The human population in the southeastern United States is expected to double between the years 1970 and 2020, from about 40 million to 80 million people.
Running parallel to this increase in population is drastic wildlife habitat loss across the region. From 1982 to 1997, North Carolina lost 1,001,000 acres or 5.9 percent of its total forest area to land conversion related to population growth and urbanization. Researchers predict an additional loss of 5.5 million forested acres in North Carolina by 2040.
As land is converted from forest to urban use, it becomes unsuitable for many specialized wildlife species, especially animals that require large tracts of unbroken forest. Pileated woodpecker, black-and-white warbler, scarlet tanager, and wood thrush are examples of species that will disappear as areas are built up. Other species, including white-tailed deer, raccoon, and gray squirrel, adapt well to the land changes. Even some birds like house finches, American robins, and northern cardinals are common in developed habitats. These adaptable species are able to make use of various food and cover sources available in cities.
Cleared Forest Replaced with Non-Native Plants
Areas cleared of forest to make room for buildings and neighborhoods are replanted with a very limited variety of non-native plants. These landscaped areas are poor quality habitat because they contain low plant diversity, few native plants, and poor plant structure. Bird and butterfly species that require habitats containing a diversity of native plants cannot sustain their populations in these typical landscapes.
Remaining Forest is Degraded and Fragmented

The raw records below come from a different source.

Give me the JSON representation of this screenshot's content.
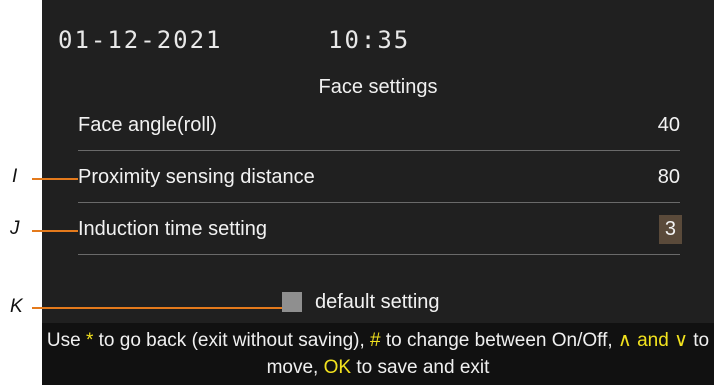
{
  "header": {
    "date": "01-12-2021",
    "time": "10:35"
  },
  "page_title": "Face settings",
  "settings": [
    {
      "label": "Face angle(roll)",
      "value": "40"
    },
    {
      "label": "Proximity sensing distance",
      "value": "80"
    },
    {
      "label": "Induction time setting",
      "value": "3"
    }
  ],
  "default_setting": {
    "label": "default setting",
    "checked": false
  },
  "help": {
    "t1": "Use ",
    "k1": "*",
    "t2": " to go back (exit without saving), ",
    "k2": "#",
    "t3": " to change between On/Off, ",
    "k3": "∧ and ∨",
    "t4": " to move, ",
    "k4": "OK",
    "t5": " to save and exit"
  },
  "callouts": {
    "i": "I",
    "j": "J",
    "k": "K"
  },
  "colors": {
    "highlight": "#f2e21e",
    "callout_line": "#e47a1c",
    "screen_bg": "#202020"
  }
}
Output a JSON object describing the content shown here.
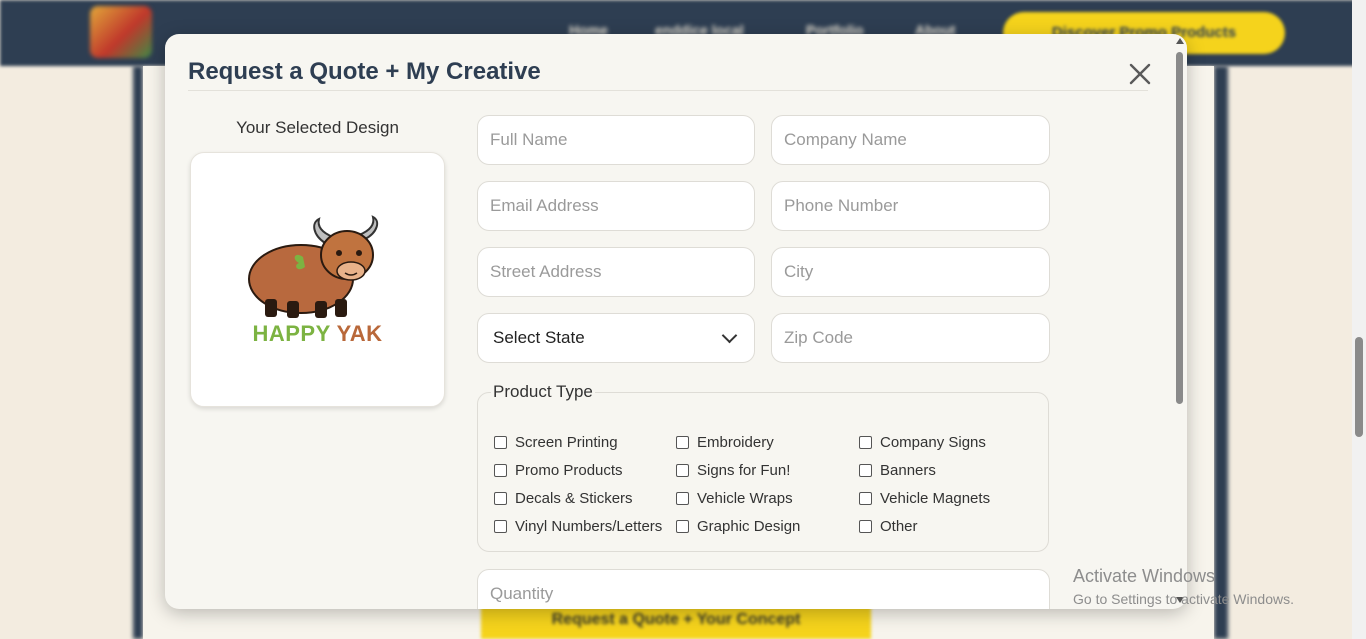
{
  "background": {
    "nav_items": [
      "Home",
      "enddice local",
      "Portfolio",
      "About"
    ],
    "cta_label": "Discover Promo Products",
    "bottom_button": "Request a Quote + Your Concept"
  },
  "modal": {
    "title": "Request a Quote + My Creative",
    "close_icon": "close-icon",
    "design_label": "Your Selected Design",
    "logo_text_1": "HAPPY",
    "logo_text_2": "YAK",
    "fields": {
      "full_name": "Full Name",
      "company_name": "Company Name",
      "email": "Email Address",
      "phone": "Phone Number",
      "street": "Street Address",
      "city": "City",
      "zip": "Zip Code",
      "quantity": "Quantity"
    },
    "state_select": {
      "selected": "Select State"
    },
    "product_type": {
      "legend": "Product Type",
      "options": [
        "Screen Printing",
        "Embroidery",
        "Company Signs",
        "Promo Products",
        "Signs for Fun!",
        "Banners",
        "Decals & Stickers",
        "Vehicle Wraps",
        "Vehicle Magnets",
        "Vinyl Numbers/Letters",
        "Graphic Design",
        "Other"
      ]
    }
  },
  "watermark": {
    "line1": "Activate Windows",
    "line2": "Go to Settings to activate Windows."
  },
  "colors": {
    "navy": "#2e3e52",
    "yellow": "#f5d31c",
    "modal_bg": "#f7f6f1"
  }
}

Small patches of forest or native plant habitats are usually left after an area is urbanized; these habitats commonly occur in parks or other natural areas, along streams, or on steep slopes that couldn’t be developed. These isolated patches of forest, however, will not sustain populations of many wildlife species. Over time, many factors contribute to degradation of the remnant habitats. Invasive plants creep into the forest from all sides, human users and their pets compact soil and disturb wildlife, and natural forces such as wildfire are not allowed to run their course. Additionally, the populations of animals present in the patches are at risk of local extinction because they are isolated from other populations. Individual animals that attempt to move from one patch to another are often run over by cars or eaten by cats or other predators.
Every Little Bit Helps

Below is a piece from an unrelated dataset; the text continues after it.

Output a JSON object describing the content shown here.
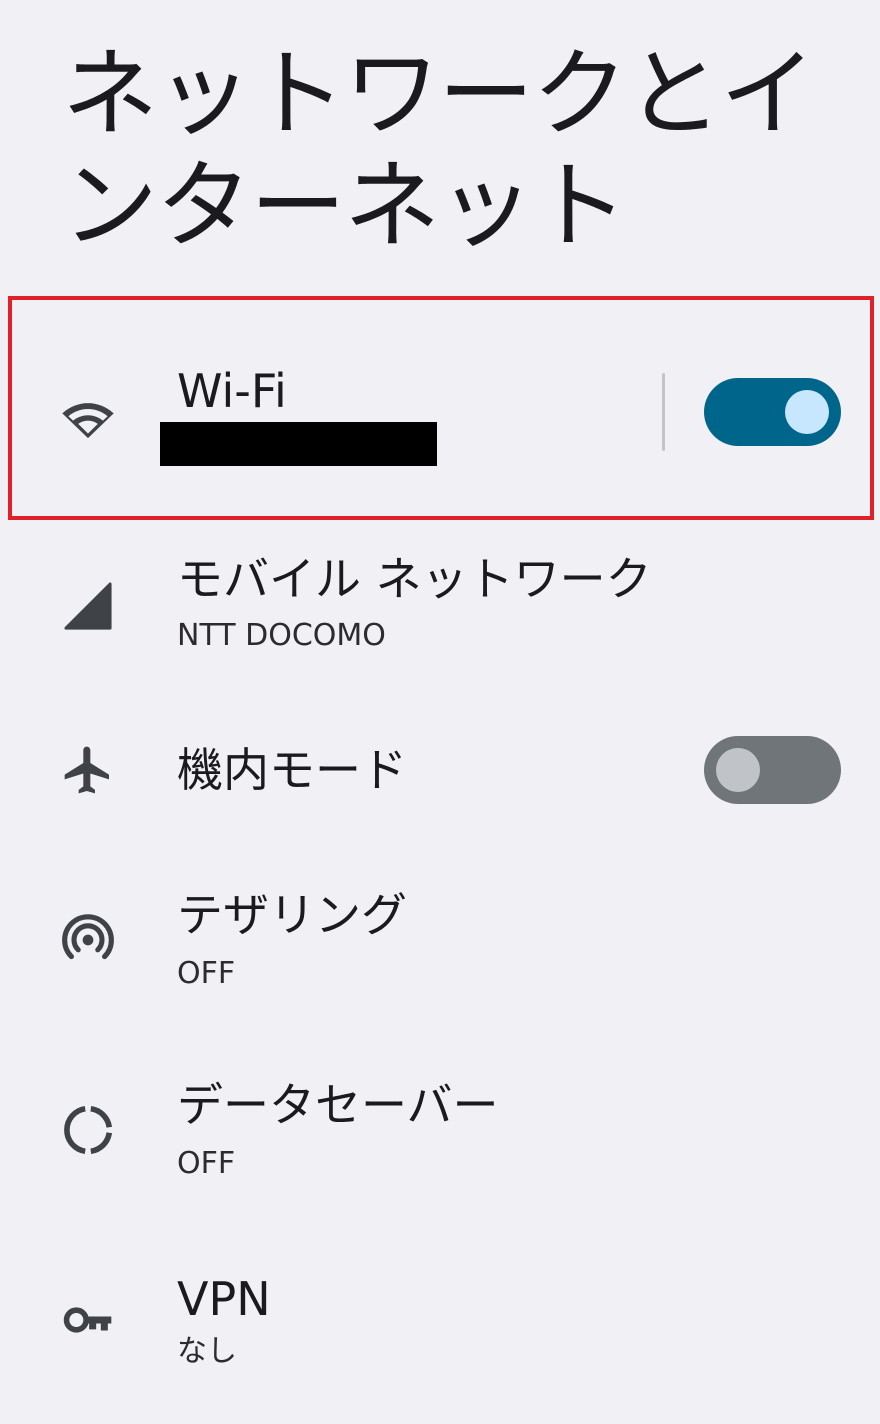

Each individual home or property owner can help conserve wildlife habitat in urban areas by landscaping with native plants following proper design principles. When a number of people take action over a large area, across a neighborhood, for example, they can help connect small blocks of habitat and allow animals to more easily move across an urbanized region.
**Forecast changes in population and forest and urban land cover are from the Southern Forest Resource Assessment.